Source records

--- --- ---

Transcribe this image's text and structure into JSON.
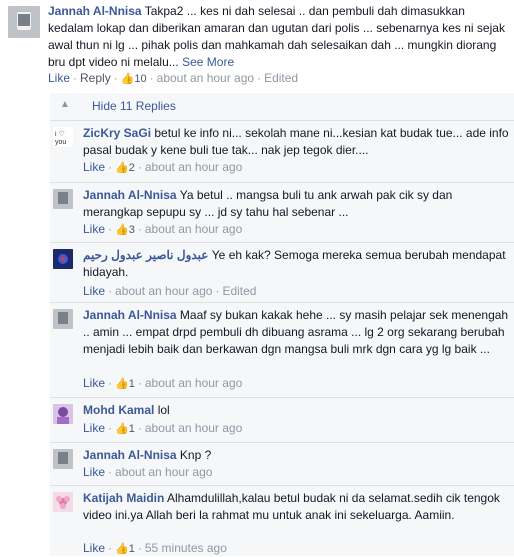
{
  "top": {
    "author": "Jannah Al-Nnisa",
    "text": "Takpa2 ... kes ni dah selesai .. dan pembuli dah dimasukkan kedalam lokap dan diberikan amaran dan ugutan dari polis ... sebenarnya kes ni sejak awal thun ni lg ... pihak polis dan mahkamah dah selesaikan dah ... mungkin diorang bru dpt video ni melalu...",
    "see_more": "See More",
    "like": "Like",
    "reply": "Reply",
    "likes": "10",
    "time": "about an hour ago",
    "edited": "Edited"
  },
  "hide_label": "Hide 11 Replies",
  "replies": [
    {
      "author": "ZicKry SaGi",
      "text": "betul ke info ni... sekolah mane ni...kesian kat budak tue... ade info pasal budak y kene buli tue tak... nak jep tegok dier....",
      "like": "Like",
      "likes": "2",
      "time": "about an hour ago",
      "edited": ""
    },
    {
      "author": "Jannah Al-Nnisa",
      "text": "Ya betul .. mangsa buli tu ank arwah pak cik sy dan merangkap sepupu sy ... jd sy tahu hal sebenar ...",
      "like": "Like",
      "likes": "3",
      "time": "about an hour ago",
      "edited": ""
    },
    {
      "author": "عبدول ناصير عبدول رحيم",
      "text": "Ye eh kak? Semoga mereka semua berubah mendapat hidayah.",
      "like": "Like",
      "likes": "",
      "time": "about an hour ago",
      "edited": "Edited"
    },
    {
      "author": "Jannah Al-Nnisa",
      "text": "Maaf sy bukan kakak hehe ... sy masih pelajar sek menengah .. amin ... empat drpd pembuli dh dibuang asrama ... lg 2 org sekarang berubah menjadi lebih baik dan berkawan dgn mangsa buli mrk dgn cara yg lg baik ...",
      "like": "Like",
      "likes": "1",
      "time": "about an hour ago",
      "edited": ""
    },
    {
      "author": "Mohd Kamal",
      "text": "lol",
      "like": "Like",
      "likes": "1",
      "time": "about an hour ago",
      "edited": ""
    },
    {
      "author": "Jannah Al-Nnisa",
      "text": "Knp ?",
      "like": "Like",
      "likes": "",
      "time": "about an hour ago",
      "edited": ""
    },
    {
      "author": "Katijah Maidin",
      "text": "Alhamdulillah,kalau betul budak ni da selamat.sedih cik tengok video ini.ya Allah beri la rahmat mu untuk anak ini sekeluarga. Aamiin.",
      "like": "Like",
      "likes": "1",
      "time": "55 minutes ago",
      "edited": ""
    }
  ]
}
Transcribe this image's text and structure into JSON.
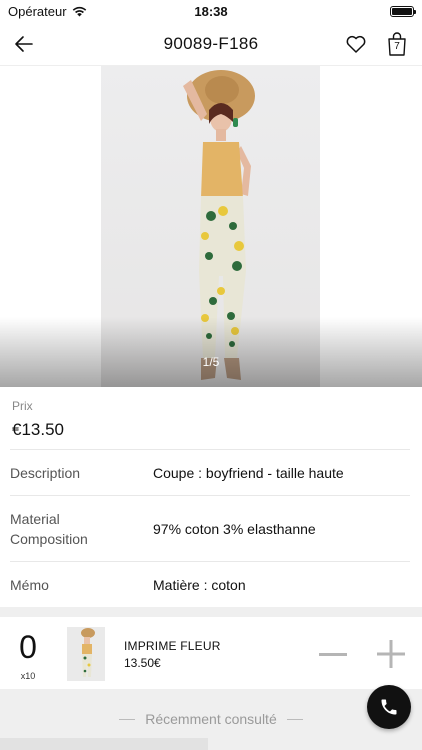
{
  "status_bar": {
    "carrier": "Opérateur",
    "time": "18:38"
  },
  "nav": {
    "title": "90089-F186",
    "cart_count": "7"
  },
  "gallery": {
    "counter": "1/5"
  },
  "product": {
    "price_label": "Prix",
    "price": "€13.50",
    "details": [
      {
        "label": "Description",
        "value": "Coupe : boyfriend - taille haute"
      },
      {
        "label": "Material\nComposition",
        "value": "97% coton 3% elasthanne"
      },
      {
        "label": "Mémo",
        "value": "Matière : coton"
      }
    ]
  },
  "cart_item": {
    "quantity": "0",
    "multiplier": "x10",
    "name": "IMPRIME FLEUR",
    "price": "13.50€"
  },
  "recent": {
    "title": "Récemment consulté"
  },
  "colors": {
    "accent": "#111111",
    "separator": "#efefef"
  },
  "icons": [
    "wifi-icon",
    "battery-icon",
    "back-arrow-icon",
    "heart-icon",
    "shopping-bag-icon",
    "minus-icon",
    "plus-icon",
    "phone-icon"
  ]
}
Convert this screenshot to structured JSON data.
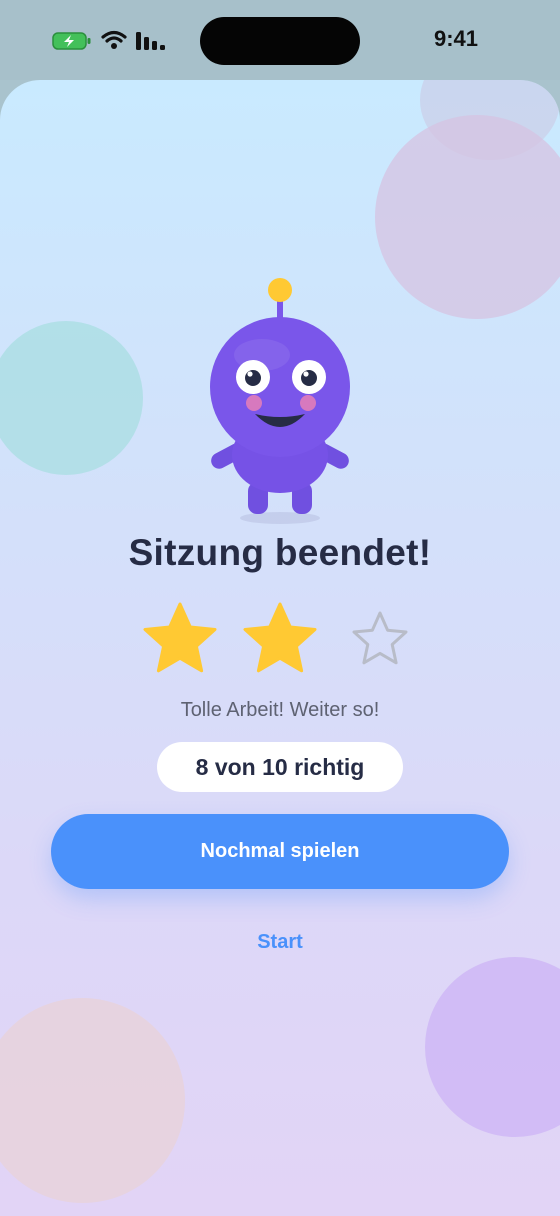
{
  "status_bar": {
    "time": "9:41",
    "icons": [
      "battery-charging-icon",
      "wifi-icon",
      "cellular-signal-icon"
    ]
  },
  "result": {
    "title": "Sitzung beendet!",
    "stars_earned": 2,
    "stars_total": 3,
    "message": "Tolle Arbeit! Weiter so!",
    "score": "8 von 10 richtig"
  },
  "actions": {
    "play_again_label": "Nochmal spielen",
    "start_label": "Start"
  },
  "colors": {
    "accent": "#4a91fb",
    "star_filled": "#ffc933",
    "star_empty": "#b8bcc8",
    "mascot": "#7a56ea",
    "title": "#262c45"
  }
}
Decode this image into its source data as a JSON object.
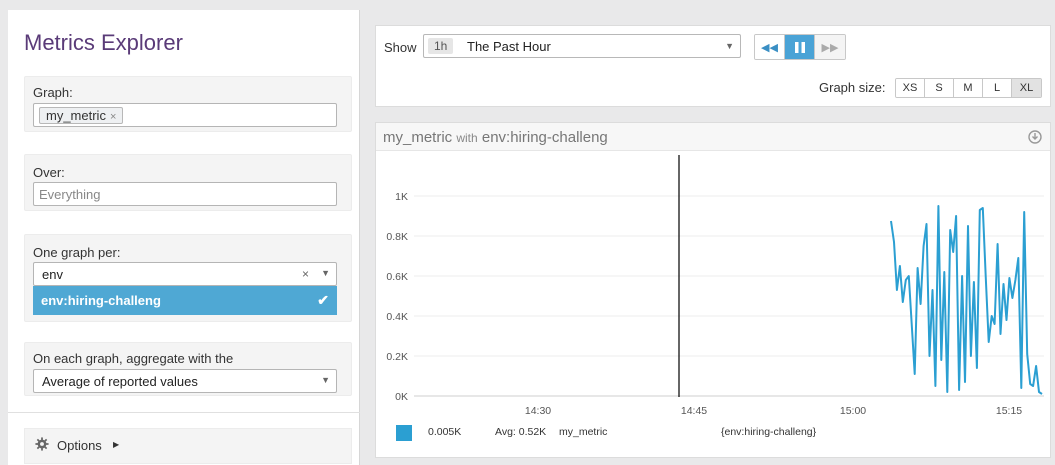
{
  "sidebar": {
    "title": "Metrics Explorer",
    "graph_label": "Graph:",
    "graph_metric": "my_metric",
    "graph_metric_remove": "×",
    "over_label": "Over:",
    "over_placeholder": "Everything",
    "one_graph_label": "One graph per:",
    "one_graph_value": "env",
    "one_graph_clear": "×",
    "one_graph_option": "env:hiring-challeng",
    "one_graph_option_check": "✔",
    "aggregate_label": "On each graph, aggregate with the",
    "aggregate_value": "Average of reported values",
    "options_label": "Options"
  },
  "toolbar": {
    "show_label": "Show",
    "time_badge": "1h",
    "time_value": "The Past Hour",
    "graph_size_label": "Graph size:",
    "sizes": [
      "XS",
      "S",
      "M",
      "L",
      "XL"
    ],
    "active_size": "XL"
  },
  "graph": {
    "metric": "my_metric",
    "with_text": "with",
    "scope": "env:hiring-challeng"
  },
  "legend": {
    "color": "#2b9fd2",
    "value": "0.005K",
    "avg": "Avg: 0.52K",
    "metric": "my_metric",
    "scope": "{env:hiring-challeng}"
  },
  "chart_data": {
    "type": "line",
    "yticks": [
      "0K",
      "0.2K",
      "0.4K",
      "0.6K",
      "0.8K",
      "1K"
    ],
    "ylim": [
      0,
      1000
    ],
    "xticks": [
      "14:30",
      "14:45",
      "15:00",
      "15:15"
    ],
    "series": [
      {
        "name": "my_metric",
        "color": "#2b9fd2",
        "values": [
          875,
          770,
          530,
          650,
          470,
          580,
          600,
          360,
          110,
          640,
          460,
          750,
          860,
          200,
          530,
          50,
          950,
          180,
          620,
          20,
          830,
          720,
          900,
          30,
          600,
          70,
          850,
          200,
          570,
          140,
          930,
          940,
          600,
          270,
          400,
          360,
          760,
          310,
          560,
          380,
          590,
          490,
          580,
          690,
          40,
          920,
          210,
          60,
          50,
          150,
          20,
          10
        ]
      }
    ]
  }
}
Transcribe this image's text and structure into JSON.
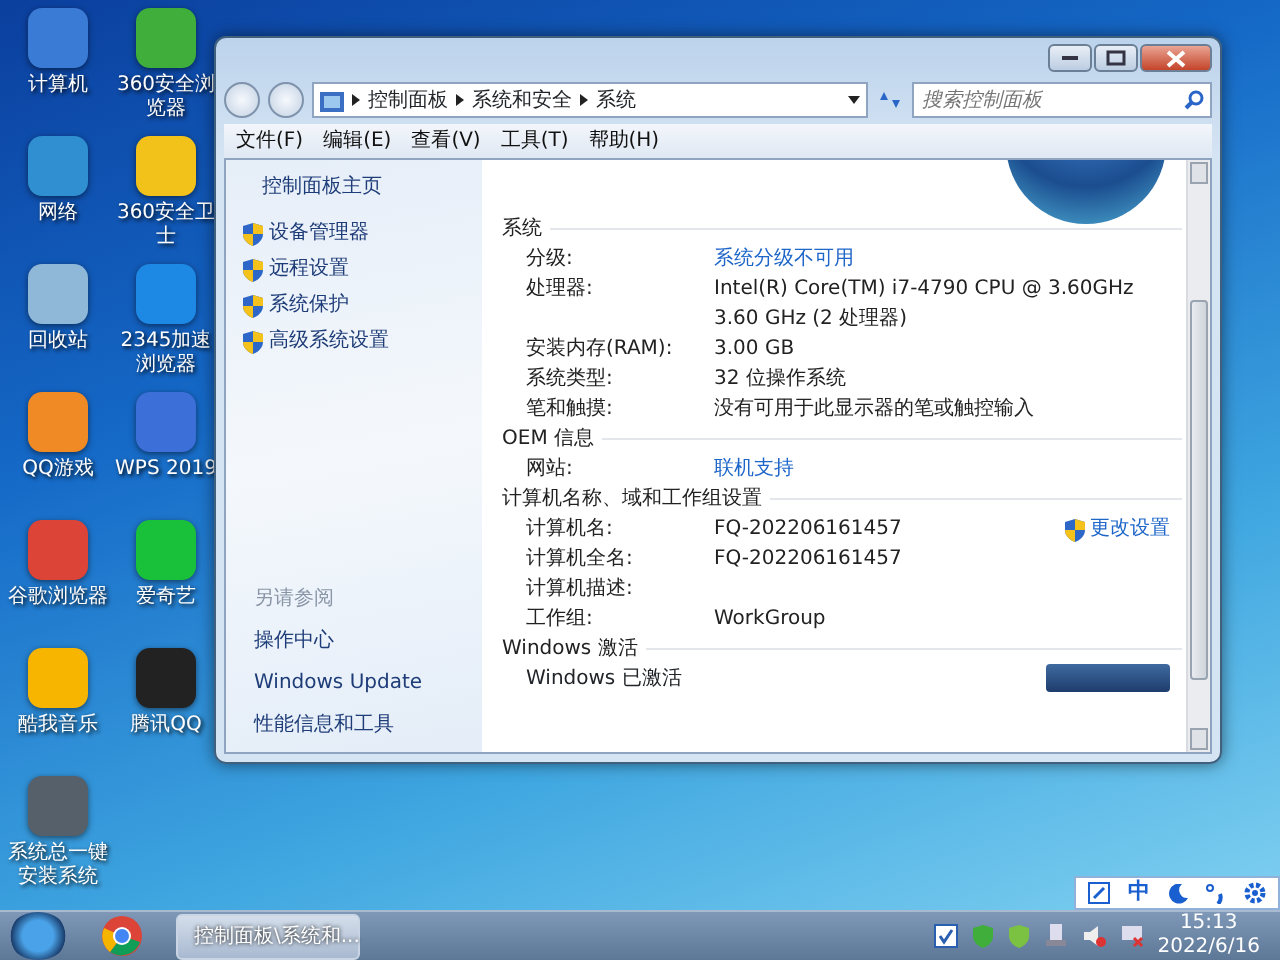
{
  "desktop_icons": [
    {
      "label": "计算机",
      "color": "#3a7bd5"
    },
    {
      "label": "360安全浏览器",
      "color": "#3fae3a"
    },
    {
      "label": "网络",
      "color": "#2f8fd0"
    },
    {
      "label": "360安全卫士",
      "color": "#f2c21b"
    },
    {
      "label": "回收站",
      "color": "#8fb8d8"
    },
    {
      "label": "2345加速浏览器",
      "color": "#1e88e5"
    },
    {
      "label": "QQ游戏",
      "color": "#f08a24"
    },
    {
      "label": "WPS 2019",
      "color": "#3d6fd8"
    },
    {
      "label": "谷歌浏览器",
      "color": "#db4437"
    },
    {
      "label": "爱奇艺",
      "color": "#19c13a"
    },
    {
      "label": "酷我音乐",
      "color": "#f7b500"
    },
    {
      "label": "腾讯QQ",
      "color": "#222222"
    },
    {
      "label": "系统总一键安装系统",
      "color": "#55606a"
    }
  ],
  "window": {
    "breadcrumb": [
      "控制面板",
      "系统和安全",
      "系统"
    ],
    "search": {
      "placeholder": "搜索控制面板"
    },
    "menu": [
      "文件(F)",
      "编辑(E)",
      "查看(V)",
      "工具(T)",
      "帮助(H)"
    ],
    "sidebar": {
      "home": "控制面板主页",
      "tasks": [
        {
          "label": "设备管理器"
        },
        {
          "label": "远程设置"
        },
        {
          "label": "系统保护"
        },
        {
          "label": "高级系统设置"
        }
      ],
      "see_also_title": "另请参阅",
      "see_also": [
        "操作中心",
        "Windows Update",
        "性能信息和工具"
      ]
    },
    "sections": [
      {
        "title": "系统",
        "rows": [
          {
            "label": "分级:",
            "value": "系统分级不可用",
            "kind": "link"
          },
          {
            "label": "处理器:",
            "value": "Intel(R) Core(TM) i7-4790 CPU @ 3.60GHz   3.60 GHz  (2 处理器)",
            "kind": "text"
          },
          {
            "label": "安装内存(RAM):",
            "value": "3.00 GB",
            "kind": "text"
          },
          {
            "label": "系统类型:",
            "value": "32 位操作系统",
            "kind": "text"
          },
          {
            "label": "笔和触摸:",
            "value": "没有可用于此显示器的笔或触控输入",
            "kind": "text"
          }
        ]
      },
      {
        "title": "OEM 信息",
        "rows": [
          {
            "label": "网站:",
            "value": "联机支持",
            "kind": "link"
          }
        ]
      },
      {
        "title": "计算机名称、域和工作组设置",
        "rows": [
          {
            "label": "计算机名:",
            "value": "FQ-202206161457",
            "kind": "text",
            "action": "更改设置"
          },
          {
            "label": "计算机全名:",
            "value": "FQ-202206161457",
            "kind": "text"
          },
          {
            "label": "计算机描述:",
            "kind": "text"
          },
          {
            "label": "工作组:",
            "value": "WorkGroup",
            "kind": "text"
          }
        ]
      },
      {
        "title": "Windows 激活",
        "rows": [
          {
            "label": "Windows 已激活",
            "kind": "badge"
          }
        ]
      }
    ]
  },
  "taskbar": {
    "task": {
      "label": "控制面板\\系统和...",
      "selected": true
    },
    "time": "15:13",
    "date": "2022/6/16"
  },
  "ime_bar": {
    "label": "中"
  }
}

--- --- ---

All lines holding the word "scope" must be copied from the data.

■ Task answer
    "scope": "env:hiring-challeng"
    "scope": "{env:hiring-challeng}"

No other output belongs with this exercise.